— TASK PROMPT —
Each line below must be printed again exactly.

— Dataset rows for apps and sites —
****************

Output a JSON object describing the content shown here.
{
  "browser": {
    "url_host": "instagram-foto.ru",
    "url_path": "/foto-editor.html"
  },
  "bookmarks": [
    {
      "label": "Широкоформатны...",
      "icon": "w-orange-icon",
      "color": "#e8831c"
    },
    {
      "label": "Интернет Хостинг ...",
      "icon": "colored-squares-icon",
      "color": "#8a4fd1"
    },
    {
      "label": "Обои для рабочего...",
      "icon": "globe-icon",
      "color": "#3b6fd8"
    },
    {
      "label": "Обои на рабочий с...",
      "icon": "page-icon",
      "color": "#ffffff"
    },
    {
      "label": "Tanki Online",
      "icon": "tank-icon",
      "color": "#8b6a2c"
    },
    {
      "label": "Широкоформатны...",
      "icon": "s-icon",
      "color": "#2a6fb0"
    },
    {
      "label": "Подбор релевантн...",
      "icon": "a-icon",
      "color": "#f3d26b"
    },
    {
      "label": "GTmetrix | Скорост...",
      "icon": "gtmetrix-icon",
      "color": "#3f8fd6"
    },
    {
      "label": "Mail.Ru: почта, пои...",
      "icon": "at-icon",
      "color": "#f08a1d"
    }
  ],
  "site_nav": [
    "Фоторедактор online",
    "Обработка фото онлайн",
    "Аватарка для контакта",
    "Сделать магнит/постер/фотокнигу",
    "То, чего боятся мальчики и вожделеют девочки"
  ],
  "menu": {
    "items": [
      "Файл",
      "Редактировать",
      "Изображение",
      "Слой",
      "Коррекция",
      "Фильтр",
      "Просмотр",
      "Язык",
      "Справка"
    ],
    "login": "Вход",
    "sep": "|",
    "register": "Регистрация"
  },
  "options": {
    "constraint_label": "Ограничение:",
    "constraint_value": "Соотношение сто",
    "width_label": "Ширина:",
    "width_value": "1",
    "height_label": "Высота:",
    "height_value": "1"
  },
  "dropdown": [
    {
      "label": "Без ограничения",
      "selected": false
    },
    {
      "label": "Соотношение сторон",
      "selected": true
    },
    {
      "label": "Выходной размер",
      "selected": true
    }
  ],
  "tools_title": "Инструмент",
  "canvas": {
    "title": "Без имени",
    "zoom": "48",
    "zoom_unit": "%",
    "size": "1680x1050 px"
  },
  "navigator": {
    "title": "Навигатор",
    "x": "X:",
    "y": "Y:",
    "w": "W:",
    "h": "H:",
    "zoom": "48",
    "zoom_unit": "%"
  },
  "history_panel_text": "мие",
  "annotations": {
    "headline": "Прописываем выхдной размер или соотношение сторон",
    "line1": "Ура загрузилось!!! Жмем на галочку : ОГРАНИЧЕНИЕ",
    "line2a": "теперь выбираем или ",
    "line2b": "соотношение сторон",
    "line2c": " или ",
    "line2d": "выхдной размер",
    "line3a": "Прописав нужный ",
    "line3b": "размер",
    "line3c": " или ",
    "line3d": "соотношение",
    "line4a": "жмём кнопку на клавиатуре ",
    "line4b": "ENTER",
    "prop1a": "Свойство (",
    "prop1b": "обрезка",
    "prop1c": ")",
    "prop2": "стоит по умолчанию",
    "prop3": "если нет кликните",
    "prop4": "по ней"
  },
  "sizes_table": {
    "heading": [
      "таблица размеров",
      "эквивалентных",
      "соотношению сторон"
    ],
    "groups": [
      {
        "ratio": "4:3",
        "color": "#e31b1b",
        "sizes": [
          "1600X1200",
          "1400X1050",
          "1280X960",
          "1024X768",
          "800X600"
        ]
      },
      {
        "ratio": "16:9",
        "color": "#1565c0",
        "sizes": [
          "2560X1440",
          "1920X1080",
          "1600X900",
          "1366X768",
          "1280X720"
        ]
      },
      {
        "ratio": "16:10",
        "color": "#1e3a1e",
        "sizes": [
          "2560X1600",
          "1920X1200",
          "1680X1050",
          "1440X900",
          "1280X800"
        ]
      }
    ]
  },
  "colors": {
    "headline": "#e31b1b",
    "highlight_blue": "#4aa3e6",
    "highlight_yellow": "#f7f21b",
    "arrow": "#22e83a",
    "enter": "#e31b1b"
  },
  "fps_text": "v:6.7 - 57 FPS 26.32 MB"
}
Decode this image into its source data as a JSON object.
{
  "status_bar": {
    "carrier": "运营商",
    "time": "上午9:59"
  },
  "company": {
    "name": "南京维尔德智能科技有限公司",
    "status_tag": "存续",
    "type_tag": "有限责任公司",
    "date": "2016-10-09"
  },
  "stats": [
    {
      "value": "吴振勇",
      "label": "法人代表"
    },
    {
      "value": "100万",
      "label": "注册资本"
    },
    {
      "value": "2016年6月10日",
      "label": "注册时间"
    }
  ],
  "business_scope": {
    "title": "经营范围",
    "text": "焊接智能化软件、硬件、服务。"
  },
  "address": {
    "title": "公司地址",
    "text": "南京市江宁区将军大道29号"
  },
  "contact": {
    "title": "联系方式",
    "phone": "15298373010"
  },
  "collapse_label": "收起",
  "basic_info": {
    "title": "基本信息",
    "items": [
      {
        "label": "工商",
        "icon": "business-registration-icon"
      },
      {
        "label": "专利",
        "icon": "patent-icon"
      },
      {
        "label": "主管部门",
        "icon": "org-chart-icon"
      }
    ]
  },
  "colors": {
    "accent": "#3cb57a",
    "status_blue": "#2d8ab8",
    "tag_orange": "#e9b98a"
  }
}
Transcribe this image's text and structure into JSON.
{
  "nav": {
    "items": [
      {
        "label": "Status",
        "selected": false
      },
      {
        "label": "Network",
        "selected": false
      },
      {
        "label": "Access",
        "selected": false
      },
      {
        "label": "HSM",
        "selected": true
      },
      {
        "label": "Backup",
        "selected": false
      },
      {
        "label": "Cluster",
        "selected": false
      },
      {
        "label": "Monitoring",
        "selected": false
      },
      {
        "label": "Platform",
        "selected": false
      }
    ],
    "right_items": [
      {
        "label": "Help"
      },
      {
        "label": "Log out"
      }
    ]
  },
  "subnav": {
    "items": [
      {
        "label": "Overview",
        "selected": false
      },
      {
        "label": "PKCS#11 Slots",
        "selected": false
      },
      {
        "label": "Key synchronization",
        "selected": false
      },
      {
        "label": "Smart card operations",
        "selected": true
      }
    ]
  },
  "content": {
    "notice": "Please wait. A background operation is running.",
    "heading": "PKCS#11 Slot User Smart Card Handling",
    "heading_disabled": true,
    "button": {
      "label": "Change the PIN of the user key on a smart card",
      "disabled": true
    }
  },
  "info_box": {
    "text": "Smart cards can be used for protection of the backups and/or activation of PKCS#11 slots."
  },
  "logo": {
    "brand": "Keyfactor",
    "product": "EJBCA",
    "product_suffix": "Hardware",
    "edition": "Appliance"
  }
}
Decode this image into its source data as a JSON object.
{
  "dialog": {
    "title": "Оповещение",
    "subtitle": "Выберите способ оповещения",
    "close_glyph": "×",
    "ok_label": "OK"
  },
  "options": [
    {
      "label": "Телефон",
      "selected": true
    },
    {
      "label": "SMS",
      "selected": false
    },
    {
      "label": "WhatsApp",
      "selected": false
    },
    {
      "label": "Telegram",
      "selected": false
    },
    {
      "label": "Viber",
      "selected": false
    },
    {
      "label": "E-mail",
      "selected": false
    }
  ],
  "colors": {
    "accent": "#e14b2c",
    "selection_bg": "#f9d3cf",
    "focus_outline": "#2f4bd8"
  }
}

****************

— OUTPUT —
Output a JSON object describing the content shown here.
{
  "browser": {
    "url_host": "instagram-foto.ru",
    "url_path": "/foto-editor.html"
  },
  "bookmarks": [
    {
      "label": "Широкоформатны...",
      "icon": "w-orange-icon",
      "color": "#e8831c"
    },
    {
      "label": "Интернет Хостинг ...",
      "icon": "colored-squares-icon",
      "color": "#8a4fd1"
    },
    {
      "label": "Обои для рабочего...",
      "icon": "globe-icon",
      "color": "#3b6fd8"
    },
    {
      "label": "Обои на рабочий с...",
      "icon": "page-icon",
      "color": "#ffffff"
    },
    {
      "label": "Tanki Online",
      "icon": "tank-icon",
      "color": "#8b6a2c"
    },
    {
      "label": "Широкоформатны...",
      "icon": "s-icon",
      "color": "#2a6fb0"
    },
    {
      "label": "Подбор релевантн...",
      "icon": "a-icon",
      "color": "#f3d26b"
    },
    {
      "label": "GTmetrix | Скорост...",
      "icon": "gtmetrix-icon",
      "color": "#3f8fd6"
    },
    {
      "label": "Mail.Ru: почта, пои...",
      "icon": "at-icon",
      "color": "#f08a1d"
    }
  ],
  "site_nav": [
    "Фоторедактор online",
    "Обработка фото онлайн",
    "Аватарка для контакта",
    "Сделать магнит/постер/фотокнигу",
    "То, чего боятся мальчики и вожделеют девочки"
  ],
  "menu": {
    "items": [
      "Файл",
      "Редактировать",
      "Изображение",
      "Слой",
      "Коррекция",
      "Фильтр",
      "Просмотр",
      "Язык",
      "Справка"
    ],
    "login": "Вход",
    "sep": "|",
    "register": "Регистрация"
  },
  "options": {
    "constraint_label": "Ограничение:",
    "constraint_value": "Соотношение сто",
    "width_label": "Ширина:",
    "width_value": "1",
    "height_label": "Высота:",
    "height_value": "1"
  },
  "dropdown": [
    {
      "label": "Без ограничения",
      "selected": false
    },
    {
      "label": "Соотношение сторон",
      "selected": true
    },
    {
      "label": "Выходной размер",
      "selected": true
    }
  ],
  "tools_title": "Инструмент",
  "canvas": {
    "title": "Без имени",
    "zoom": "48",
    "zoom_unit": "%",
    "size": "1680x1050 px"
  },
  "navigator": {
    "title": "Навигатор",
    "x": "X:",
    "y": "Y:",
    "w": "W:",
    "h": "H:",
    "zoom": "48",
    "zoom_unit": "%"
  },
  "history_panel_text": "мие",
  "annotations": {
    "headline": "Прописываем выхдной размер или соотношение сторон",
    "line1": "Ура загрузилось!!! Жмем на галочку : ОГРАНИЧЕНИЕ",
    "line2a": "теперь выбираем или ",
    "line2b": "соотношение сторон",
    "line2c": " или ",
    "line2d": "выхдной размер",
    "line3a": "Прописав нужный ",
    "line3b": "размер",
    "line3c": " или ",
    "line3d": "соотношение",
    "line4a": "жмём кнопку на клавиатуре ",
    "line4b": "ENTER",
    "prop1a": "Свойство (",
    "prop1b": "обрезка",
    "prop1c": ")",
    "prop2": "стоит по умолчанию",
    "prop3": "если нет кликните",
    "prop4": "по ней"
  },
  "sizes_table": {
    "heading": [
      "таблица размеров",
      "эквивалентных",
      "соотношению сторон"
    ],
    "groups": [
      {
        "ratio": "4:3",
        "color": "#e31b1b",
        "sizes": [
          "1600X1200",
          "1400X1050",
          "1280X960",
          "1024X768",
          "800X600"
        ]
      },
      {
        "ratio": "16:9",
        "color": "#1565c0",
        "sizes": [
          "2560X1440",
          "1920X1080",
          "1600X900",
          "1366X768",
          "1280X720"
        ]
      },
      {
        "ratio": "16:10",
        "color": "#1e3a1e",
        "sizes": [
          "2560X1600",
          "1920X1200",
          "1680X1050",
          "1440X900",
          "1280X800"
        ]
      }
    ]
  },
  "colors": {
    "headline": "#e31b1b",
    "highlight_blue": "#4aa3e6",
    "highlight_yellow": "#f7f21b",
    "arrow": "#22e83a",
    "enter": "#e31b1b"
  },
  "fps_text": "v:6.7 - 57 FPS 26.32 MB"
}
Decode this image into its source data as a JSON object.
{
  "status_bar": {
    "carrier": "运营商",
    "time": "上午9:59"
  },
  "company": {
    "name": "南京维尔德智能科技有限公司",
    "status_tag": "存续",
    "type_tag": "有限责任公司",
    "date": "2016-10-09"
  },
  "stats": [
    {
      "value": "吴振勇",
      "label": "法人代表"
    },
    {
      "value": "100万",
      "label": "注册资本"
    },
    {
      "value": "2016年6月10日",
      "label": "注册时间"
    }
  ],
  "business_scope": {
    "title": "经营范围",
    "text": "焊接智能化软件、硬件、服务。"
  },
  "address": {
    "title": "公司地址",
    "text": "南京市江宁区将军大道29号"
  },
  "contact": {
    "title": "联系方式",
    "phone": "15298373010"
  },
  "collapse_label": "收起",
  "basic_info": {
    "title": "基本信息",
    "items": [
      {
        "label": "工商",
        "icon": "business-registration-icon"
      },
      {
        "label": "专利",
        "icon": "patent-icon"
      },
      {
        "label": "主管部门",
        "icon": "org-chart-icon"
      }
    ]
  },
  "colors": {
    "accent": "#3cb57a",
    "status_blue": "#2d8ab8",
    "tag_orange": "#e9b98a"
  }
}
Transcribe this image's text and structure into JSON.
{
  "nav": {
    "items": [
      {
        "label": "Status",
        "selected": false
      },
      {
        "label": "Network",
        "selected": false
      },
      {
        "label": "Access",
        "selected": false
      },
      {
        "label": "HSM",
        "selected": true
      },
      {
        "label": "Backup",
        "selected": false
      },
      {
        "label": "Cluster",
        "selected": false
      },
      {
        "label": "Monitoring",
        "selected": false
      },
      {
        "label": "Platform",
        "selected": false
      }
    ],
    "right_items": [
      {
        "label": "Help"
      },
      {
        "label": "Log out"
      }
    ]
  },
  "subnav": {
    "items": [
      {
        "label": "Overview",
        "selected": false
      },
      {
        "label": "PKCS#11 Slots",
        "selected": false
      },
      {
        "label": "Key synchronization",
        "selected": false
      },
      {
        "label": "Smart card operations",
        "selected": true
      }
    ]
  },
  "content": {
    "notice": "Please wait. A background operation is running.",
    "heading": "PKCS#11 Slot User Smart Card Handling",
    "heading_disabled": true,
    "button": {
      "label": "Change the PIN of the user key on a smart card",
      "disabled": true
    }
  },
  "info_box": {
    "text": "Smart cards can be used for protection of the backups and/or activation of PKCS#11 slots."
  },
  "logo": {
    "brand": "Keyfactor",
    "product": "EJBCA",
    "product_suffix": "Hardware",
    "edition": "Appliance"
  }
}
Decode this image into its source data as a JSON object.
{
  "dialog": {
    "title": "Оповещение",
    "subtitle": "Выберите способ оповещения",
    "close_glyph": "×",
    "ok_label": "OK"
  },
  "options": [
    {
      "label": "Телефон",
      "selected": true
    },
    {
      "label": "SMS",
      "selected": false
    },
    {
      "label": "WhatsApp",
      "selected": false
    },
    {
      "label": "Telegram",
      "selected": false
    },
    {
      "label": "Viber",
      "selected": false
    },
    {
      "label": "E-mail",
      "selected": false
    }
  ],
  "colors": {
    "accent": "#e14b2c",
    "selection_bg": "#f9d3cf",
    "focus_outline": "#2f4bd8"
  }
}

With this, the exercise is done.